While advancements in Unmanned Aerial Vehicles (UAVs) have emerged as a “buzzworthy” topic for the military and government in recent years, the technology has served our nation well for more than a century. At least two years before the Wright brothers’ first crewed flight on December 17, 1903, warfighters deployed archaic UAV technology for combat and surveillance.
Since then, technological innovation–including satellite communications (SATCOM)—has greatly expanded capabilities to accommodate constantly shifting Department of Defense (DoD) user demands. Military operations are increasingly reliant upon UAVs for a range of Command and Control (C2) and Airborne Intelligence, Surveillance, and Reconnaissance (AISR) missions. Many of these missions require Beyond Line of Sight (BLOS) communications links that enable these platforms to deliver intelligence in real-time.
Also, AISR and other highly mobile government communities increasingly deploy sensors to maximize their effectiveness and reach. Further innovations in tactical UAVs and Remotely Piloted Aircraft Systems (RPAS) add capabilities to the mix, yet also come with their data and C2 requirements. These factors increasingly drive demand for high-throughput bandwidth availability and reliability.
With such developments steering industry and government toward the path of a productive partnership, there is a great opportunity to work together to augment and complement existing and future military SATCOM (MILSATCOM) in support of these highly agile airborne operations with global coverage, high-throughput, small-footprint antennas, and anywhere/anytime connectivity, along with SATCOM diversity, reliability and security.
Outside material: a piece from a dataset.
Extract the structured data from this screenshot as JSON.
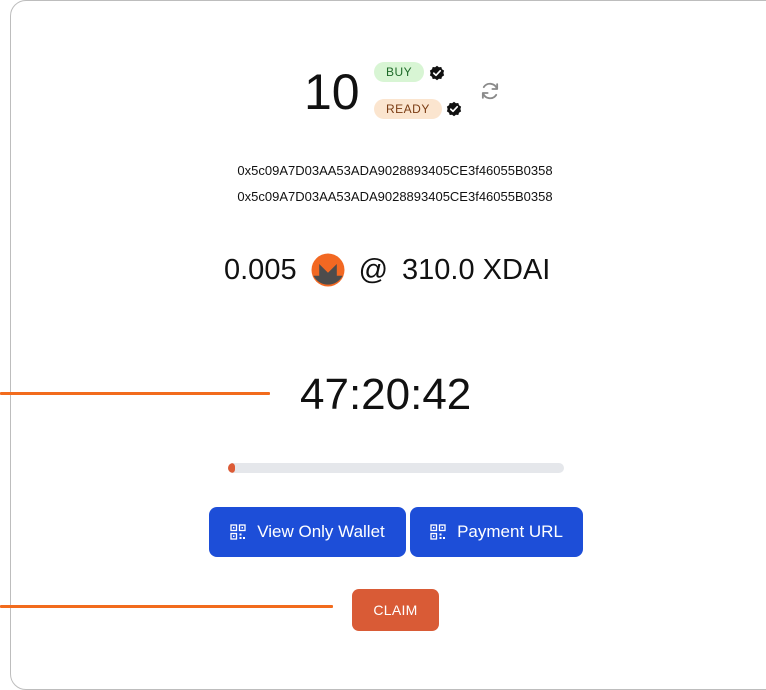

The satellite industry, in response, is delivering advancements in the form of improved capabilities and business models – such as SATCOM as a Service, with always-on access to reliable SATCOM, anytime and anywhere – that allows the DoD to leverage complementary commercial satellite communications (COMSATCOM). Leveraging commercial satellite boosts the effectiveness, flexibility, and resiliency of MILSATCOM systems for dynamic and global crewless missions, with Ka-band emerging as the optimal option due to its ability to interoperate with military satellite resources.